Website and app data records:
-------
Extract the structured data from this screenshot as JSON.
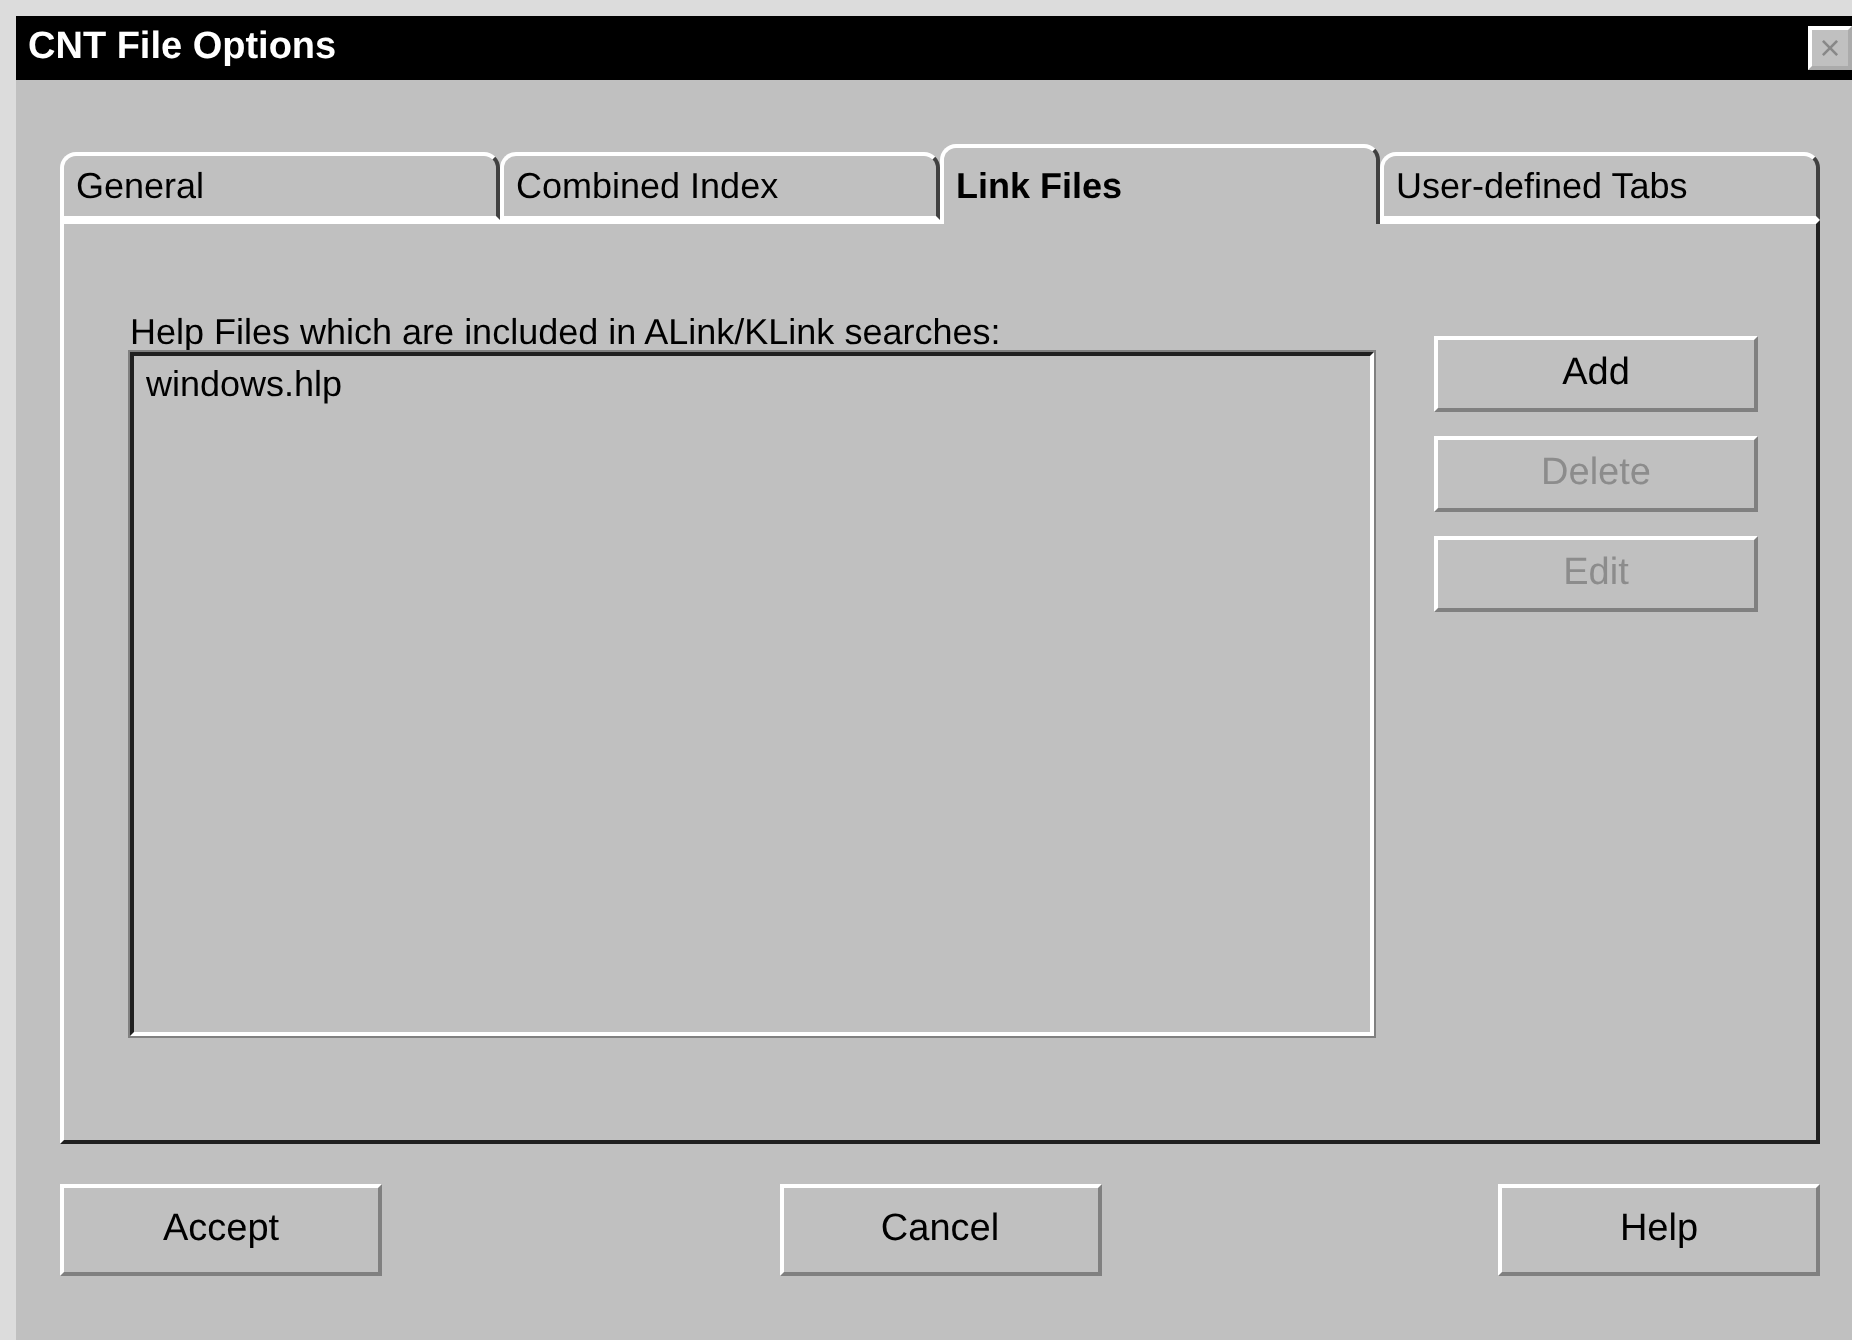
{
  "window": {
    "title": "CNT File Options",
    "close_glyph": "×"
  },
  "tabs": [
    {
      "label": "General",
      "selected": false
    },
    {
      "label": "Combined Index",
      "selected": false
    },
    {
      "label": "Link Files",
      "selected": true
    },
    {
      "label": "User-defined Tabs",
      "selected": false
    }
  ],
  "list_label": "Help Files which are included in ALink/KLink searches:",
  "list_items": [
    {
      "label": "windows.hlp",
      "selected": false
    }
  ],
  "side_buttons": [
    {
      "label": "Add",
      "disabled": false
    },
    {
      "label": "Delete",
      "disabled": true
    },
    {
      "label": "Edit",
      "disabled": true
    }
  ],
  "bottom_buttons": [
    {
      "label": "Accept",
      "disabled": false
    },
    {
      "label": "Cancel",
      "disabled": false
    },
    {
      "label": "Help",
      "disabled": false
    }
  ]
}
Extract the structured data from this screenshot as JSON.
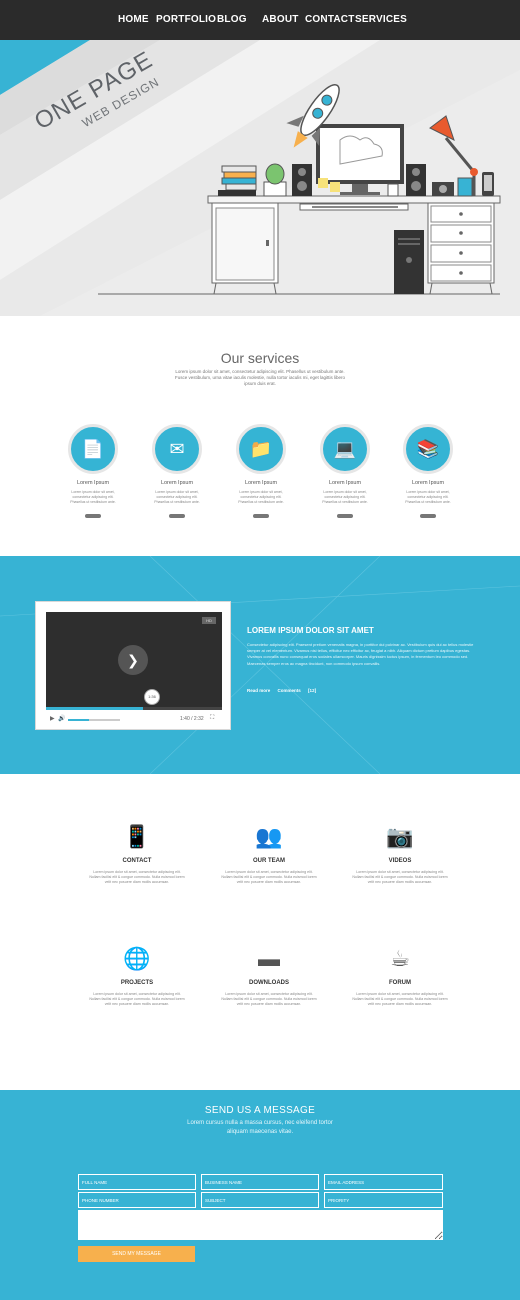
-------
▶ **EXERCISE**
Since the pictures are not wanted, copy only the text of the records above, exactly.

▶ **ANSWER**
Extract the structured data from this screenshot as JSON.
{
  "window": {
    "title": "CNT File Options",
    "close_glyph": "×"
  },
  "tabs": [
    {
      "label": "General",
      "selected": false
    },
    {
      "label": "Combined Index",
      "selected": false
    },
    {
      "label": "Link Files",
      "selected": true
    },
    {
      "label": "User-defined Tabs",
      "selected": false
    }
  ],
  "list_label": "Help Files which are included in ALink/KLink searches:",
  "list_items": [
    {
      "label": "windows.hlp",
      "selected": false
    }
  ],
  "side_buttons": [
    {
      "label": "Add",
      "disabled": false
    },
    {
      "label": "Delete",
      "disabled": true
    },
    {
      "label": "Edit",
      "disabled": true
    }
  ],
  "bottom_buttons": [
    {
      "label": "Accept",
      "disabled": false
    },
    {
      "label": "Cancel",
      "disabled": false
    },
    {
      "label": "Help",
      "disabled": false
    }
  ]
}
Extract the structured data from this screenshot as JSON.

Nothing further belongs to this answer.